Yes, you can sue a hotel for assault and battery . However, you must prove the hotel's negligence caused your injuries.

Georgia's premises liability laws require public and private establishments to provide sufficient safety and security while you are on the premises. So, if you were a victim of assault, battery, or both, while staying at a hotel, it is possible you have a case.

What is Georgia’s Premises Liability Law?

Georgia’s premises liability law dictates the duties of owners or occupiers of land to invitees.

O.C.G.A. § 51-3-1 states: “Where an owner or occupier of land, by express or implied invitation, induces or leads others to come upon his premises for any lawful purpose, he is liable in damages to such persons for injuries caused by his failure to exercise ordinary care in keeping the premises and approaches safe.”

In short, both public and private property owners must maintain safe environments for anyone legally on their property to fulfill their obligation of ordinary care.

Tort law refers to ordinary care as a legal obligation requiring adherence to a standard of care while performing acts that could harm others. Deficient fulfillment of ordinary care is the first element you must prove to establish negligence and liability.

A property owner can fail to provide ordinary care in the following ways:

  • Failing to maintain adequate security
  • Slip and fall accidents
  • Inadequate fire safety
  • Security overreach

In the case of an assault and battery lawsuit, negligent security would be the applicable failure of duty. Providing sufficient security throughout the property is the primary way a hotel provides ordinary care.

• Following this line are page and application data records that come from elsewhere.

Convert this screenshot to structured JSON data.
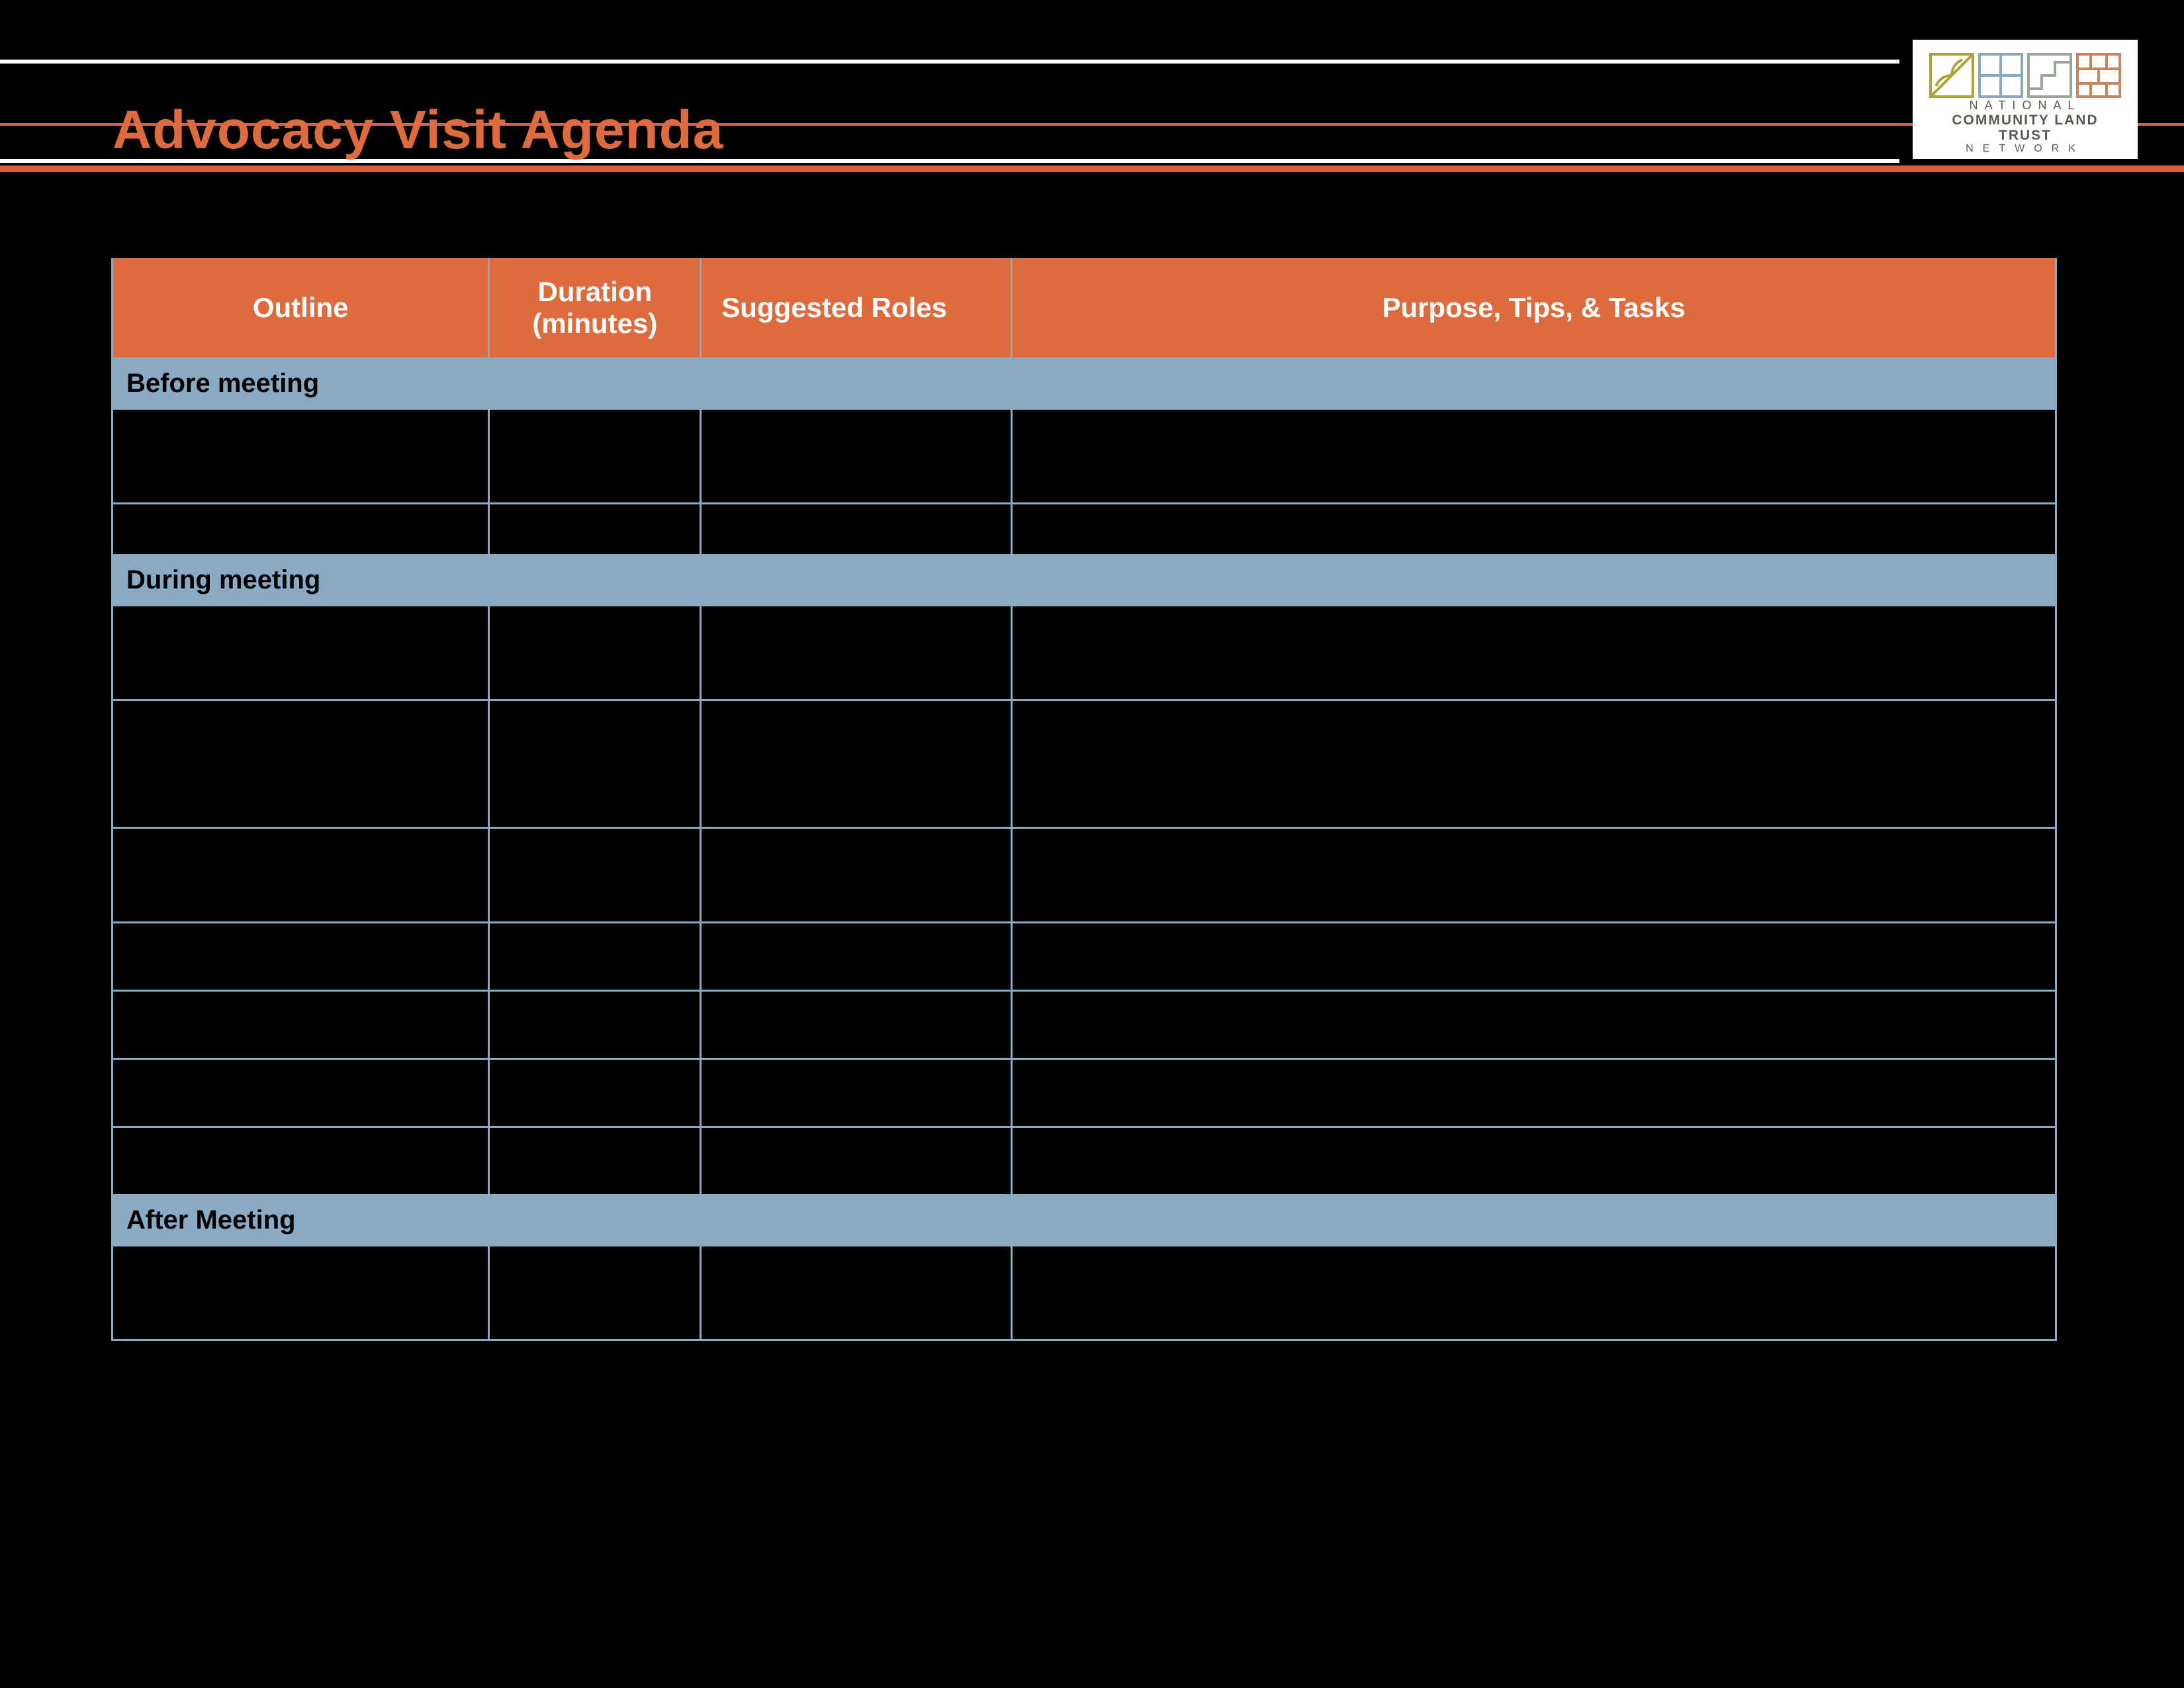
{
  "page": {
    "title": "Advocacy Visit Agenda"
  },
  "logo": {
    "line1": "NATIONAL",
    "line2": "COMMUNITY LAND TRUST",
    "line3": "NETWORK"
  },
  "table": {
    "headers": {
      "outline": "Outline",
      "duration_line1": "Duration",
      "duration_line2": "(minutes)",
      "roles": "Suggested Roles",
      "purpose": "Purpose, Tips,  & Tasks"
    },
    "sections": [
      {
        "label": "Before meeting",
        "rows": [
          {
            "h": "h-tall",
            "outline": "",
            "duration": "",
            "roles": "",
            "purpose": ""
          },
          {
            "h": "h-short",
            "outline": "",
            "duration": "",
            "roles": "",
            "purpose": ""
          }
        ]
      },
      {
        "label": "During meeting",
        "rows": [
          {
            "h": "h-tall",
            "outline": "",
            "duration": "",
            "roles": "",
            "purpose": ""
          },
          {
            "h": "h-big",
            "outline": "",
            "duration": "",
            "roles": "",
            "purpose": ""
          },
          {
            "h": "h-tall",
            "outline": "",
            "duration": "",
            "roles": "",
            "purpose": ""
          },
          {
            "h": "h-med",
            "outline": "",
            "duration": "",
            "roles": "",
            "purpose": ""
          },
          {
            "h": "h-med",
            "outline": "",
            "duration": "",
            "roles": "",
            "purpose": ""
          },
          {
            "h": "h-med",
            "outline": "",
            "duration": "",
            "roles": "",
            "purpose": ""
          },
          {
            "h": "h-med",
            "outline": "",
            "duration": "",
            "roles": "",
            "purpose": ""
          }
        ]
      },
      {
        "label": "After Meeting",
        "rows": [
          {
            "h": "h-tall",
            "outline": "",
            "duration": "",
            "roles": "",
            "purpose": ""
          }
        ]
      }
    ]
  }
}
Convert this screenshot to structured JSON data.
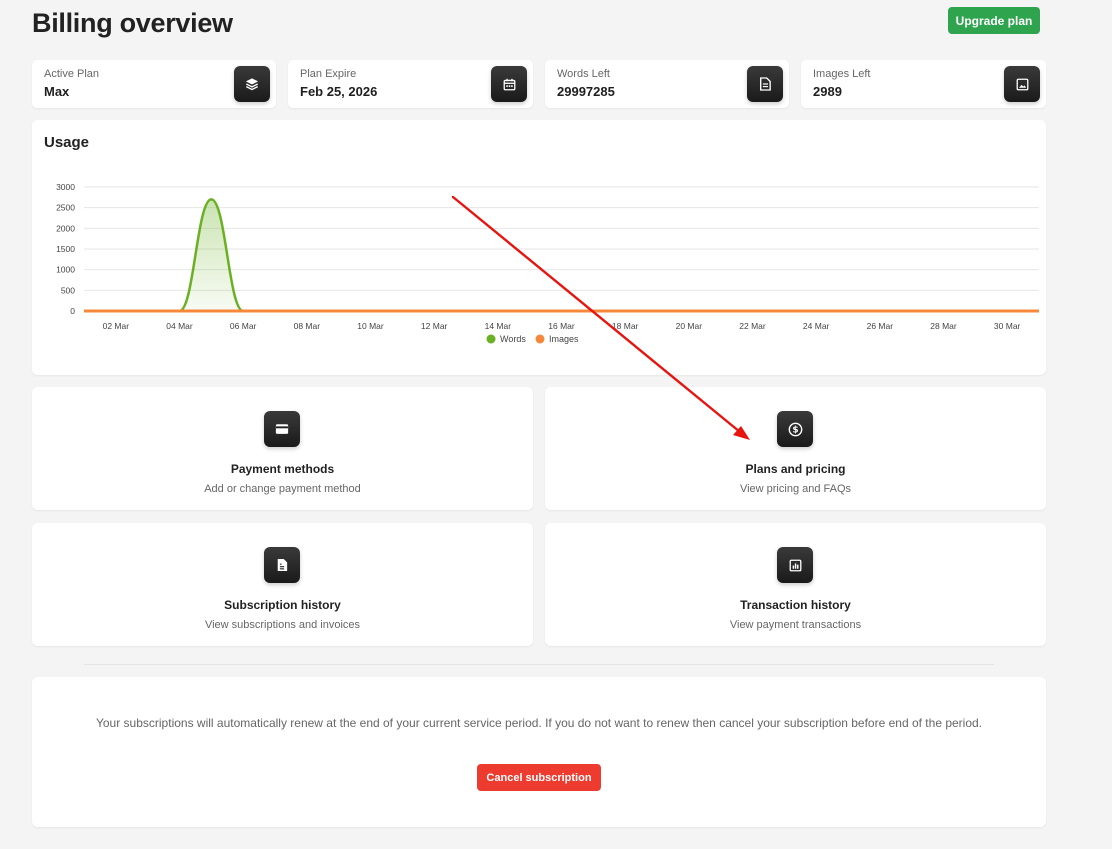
{
  "page": {
    "title": "Billing overview",
    "upgrade_label": "Upgrade plan"
  },
  "stats": [
    {
      "label": "Active Plan",
      "value": "Max",
      "icon": "layers-icon"
    },
    {
      "label": "Plan Expire",
      "value": "Feb 25, 2026",
      "icon": "calendar-icon"
    },
    {
      "label": "Words Left",
      "value": "29997285",
      "icon": "document-icon"
    },
    {
      "label": "Images Left",
      "value": "2989",
      "icon": "image-icon"
    }
  ],
  "usage": {
    "title": "Usage",
    "chart_data": {
      "type": "area",
      "title": "Usage",
      "x": [
        "01 Mar",
        "02 Mar",
        "03 Mar",
        "04 Mar",
        "05 Mar",
        "06 Mar",
        "07 Mar",
        "08 Mar",
        "09 Mar",
        "10 Mar",
        "11 Mar",
        "12 Mar",
        "13 Mar",
        "14 Mar",
        "15 Mar",
        "16 Mar",
        "17 Mar",
        "18 Mar",
        "19 Mar",
        "20 Mar",
        "21 Mar",
        "22 Mar",
        "23 Mar",
        "24 Mar",
        "25 Mar",
        "26 Mar",
        "27 Mar",
        "28 Mar",
        "29 Mar",
        "30 Mar",
        "31 Mar"
      ],
      "x_tick_labels": [
        "02 Mar",
        "04 Mar",
        "06 Mar",
        "08 Mar",
        "10 Mar",
        "12 Mar",
        "14 Mar",
        "16 Mar",
        "18 Mar",
        "20 Mar",
        "22 Mar",
        "24 Mar",
        "26 Mar",
        "28 Mar",
        "30 Mar"
      ],
      "series": [
        {
          "name": "Words",
          "color": "#6ab023",
          "values": [
            0,
            0,
            0,
            0,
            2700,
            0,
            0,
            0,
            0,
            0,
            0,
            0,
            0,
            0,
            0,
            0,
            0,
            0,
            0,
            0,
            0,
            0,
            0,
            0,
            0,
            0,
            0,
            0,
            0,
            0,
            0
          ]
        },
        {
          "name": "Images",
          "color": "#f5883a",
          "values": [
            0,
            0,
            0,
            0,
            0,
            0,
            0,
            0,
            0,
            0,
            0,
            0,
            0,
            0,
            0,
            0,
            0,
            0,
            0,
            0,
            0,
            0,
            0,
            0,
            0,
            0,
            0,
            0,
            0,
            0,
            0
          ]
        }
      ],
      "yticks": [
        0,
        500,
        1000,
        1500,
        2000,
        2500,
        3000
      ],
      "ylim": [
        0,
        3000
      ],
      "grid": true,
      "legend": "bottom-center"
    }
  },
  "actions": [
    {
      "title": "Payment methods",
      "subtitle": "Add or change payment method",
      "icon": "credit-card-icon"
    },
    {
      "title": "Plans and pricing",
      "subtitle": "View pricing and FAQs",
      "icon": "dollar-circle-icon"
    },
    {
      "title": "Subscription history",
      "subtitle": "View subscriptions and invoices",
      "icon": "invoice-icon"
    },
    {
      "title": "Transaction history",
      "subtitle": "View payment transactions",
      "icon": "bar-chart-icon"
    }
  ],
  "notice": {
    "text": "Your subscriptions will automatically renew at the end of your current service period. If you do not want to renew then cancel your subscription before end of the period.",
    "cancel_label": "Cancel subscription"
  },
  "colors": {
    "accent_green": "#2ea44f",
    "danger_red": "#ee3b30",
    "annotation_arrow": "#e8140f"
  }
}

What is Negligent Security?

Negligent security is a crucial component of premises liability. Inadequate safety which leads to physical harm places liability upon the owner of the premises. Negligent security laws apply to both public and private properties.

Any business that allows the public onto its property must provide ordinary care to avoid premises liability claims. This can include anything from a public transportation station to a hotel.

What Qualifies as Negligent Security at a Hotel?

Negligent security encompasses many things. But it is more specific in relation to hotels compared to other locations. A hotel must provide security equal to, if not greater than, the safety you would feel in your own home. If your hotel fails to achieve this standard, and you suffer an assault and/or battery, you may be entitled to recover damages.

The following describe ways in which your hotel’s security was negligent:

  • Inattentive front desk clerks: If the hotel staff was not diligent in screening visitors, the hotel will be liable for any crime or injuries that occur.
  • A lack of security guards: Hotels must have sufficient guards on patrol to ensure guest safety.
  • Insufficient lighting: A lack of lighting potentially increases the chances of attack. For example, if you are robbed when walking to your car, the hotel could be liable if adequate lighting would have prevented it.
  • Lack of security cameras: Security cameras help identify trespassers and anyone acting irregularly. If the hotel lacked security cameras or those on the property did not work, you can hold it liable.
  • Transient population in the parking lot: If the hotel experiences heavy foot or vehicle traffic from people who are not guests and do not intervene, it could be liable for an assault or battery perpetrated by one of these people.
  • Quality of locks on your door: Being unable to safely secure yourself in your room (e.g., broken or faulty locks) could establish negligence on the part of the hotel. However, failing to lock your own door may also hurt your case.
  • Being unable to call for help: Did the front desk respond to your call for help? Who did you speak to? Was the response time delayed?
  • Was your attacker a stranger?: If the front desk allowed a stranger onto the property or gave him your room number, the hotel could be to blame for the attack.

What Is the Difference Between Assault and Battery?

It is important that you know the difference between assault and battery before you file a claim alleging you are a victim of either of these crimes:

Assault: Refers to when someone attempts or threatens to injure you.

Battery: Refers to when someone causes you substantial physical harm or physical bodily harm.

Get Help from the Team at S. Burke Law Today

Navigating assault and battery and negligence cases are not only stressful, they are extremely complicated. But S. Burke Law can help you present your case. Attorney Sheryl Burke spent time as an insurance adjuster, which means she knows what defenses the hotel and its insurance company might try to use to deny your claim. It also means she knows how to fight against those defenses and win.

Call us at 404-842-7838 for information and a free consultation.